USCG’s Office of Operating and Environmental Standards (CG-OES) has released a policy letter describing the process for submitting viability testing methods to the Coast Guard and explains the information needed to evaluate a testing method.
Requirement for Minimum Precision and Accuracy
SCG’s initial position in the draft policy letter stated that viability testing methods would need to include statistical data demonstrating a stated minimum for precision and accuracy data.
In response to comments, USCG deleted references to such standards in the final policy letter and clarified the requirement to state that information on method risk and uncertainty, including precision and accuracy, is important to consider as part of the best available science assessment, but that there are no criteria for specific values to be met.

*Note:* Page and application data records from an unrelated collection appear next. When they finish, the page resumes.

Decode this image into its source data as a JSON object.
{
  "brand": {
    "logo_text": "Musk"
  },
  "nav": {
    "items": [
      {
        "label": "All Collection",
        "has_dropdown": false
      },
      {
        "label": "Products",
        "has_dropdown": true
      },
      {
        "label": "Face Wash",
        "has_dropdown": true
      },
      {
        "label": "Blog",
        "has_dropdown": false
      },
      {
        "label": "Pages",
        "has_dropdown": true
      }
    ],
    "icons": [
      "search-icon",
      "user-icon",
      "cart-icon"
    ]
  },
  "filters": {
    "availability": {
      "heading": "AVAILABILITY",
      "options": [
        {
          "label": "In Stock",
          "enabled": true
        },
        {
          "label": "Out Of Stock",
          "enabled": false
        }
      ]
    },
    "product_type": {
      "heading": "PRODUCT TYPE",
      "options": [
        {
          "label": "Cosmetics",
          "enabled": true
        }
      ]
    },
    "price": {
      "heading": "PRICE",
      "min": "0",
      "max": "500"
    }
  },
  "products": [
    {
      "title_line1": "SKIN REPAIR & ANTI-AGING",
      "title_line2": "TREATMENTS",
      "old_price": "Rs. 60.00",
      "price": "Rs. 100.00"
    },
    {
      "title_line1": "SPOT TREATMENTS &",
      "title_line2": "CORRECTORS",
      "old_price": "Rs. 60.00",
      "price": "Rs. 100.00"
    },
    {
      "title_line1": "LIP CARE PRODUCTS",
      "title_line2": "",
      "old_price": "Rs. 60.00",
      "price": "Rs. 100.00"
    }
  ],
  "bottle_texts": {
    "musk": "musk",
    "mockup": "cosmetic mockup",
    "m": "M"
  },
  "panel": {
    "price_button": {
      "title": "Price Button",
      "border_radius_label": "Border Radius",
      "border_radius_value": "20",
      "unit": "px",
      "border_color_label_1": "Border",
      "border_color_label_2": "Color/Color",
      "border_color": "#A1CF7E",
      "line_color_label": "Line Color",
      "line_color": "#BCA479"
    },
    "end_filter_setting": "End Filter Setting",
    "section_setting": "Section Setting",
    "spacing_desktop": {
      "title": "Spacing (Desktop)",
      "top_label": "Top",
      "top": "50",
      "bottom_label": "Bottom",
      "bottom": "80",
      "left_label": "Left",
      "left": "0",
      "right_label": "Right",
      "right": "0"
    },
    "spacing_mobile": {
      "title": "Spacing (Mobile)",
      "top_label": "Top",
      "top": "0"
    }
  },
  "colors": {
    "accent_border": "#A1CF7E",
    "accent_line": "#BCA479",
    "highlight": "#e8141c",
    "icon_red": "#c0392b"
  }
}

Requirement for Specific Number and Locations of Field Tests
USCG’s initial position in the draft policy letter was that viability testing methods would need to include validation data from a specific number of tests from specific locations.
In response to comments, the Coast Guard deleted references to minimum testing requirements in the final policy letter and clarified the basis for requesting information regarding the degree to which methods have been validated over a range of geographic locations and conditions.
Equivalency to Existing Organism Enumeration Methods in ETV Protocol as a Requirement for Viability Testing Method
The Coast Guard significantly modified what was written in the draft policy letter regarding equivalency with several testing method parameters in the ETV Protocol.
In the draft policy letter, the Coast Guard stated that the existing regulation including the ETV Protocol “set the standard for rigor, documentation and transparency required of any BWMS type-approval testing protocol submitted to the Coast Guard for acceptance. BWMS type-approval testing for systems that render organisms nonviable will incorporate protocols based on viability and will be subject to the same level of rigor currently used for type-approval.”
The Coast Guard changed the final policy letter to focus on evaluating best available science, not adherence to a standard established by the ETV Protocol. The requirement for equivalency was removed from the final policy letter and the basis for the requested information is further explained in the relevant sections below
Existing Testing Method as Applied to Viability Testing
In the draft policy, the Coast Guard did not describe the use of the existing testing method to test organism viability. However, in response to comments expressing confusion on this issue, in the final policy letter the Coast Guard elaborates on the VIDA provision prohibiting the use of stains to test viability and how that relates to accepting a viability testing method for use within the existing type-approval program.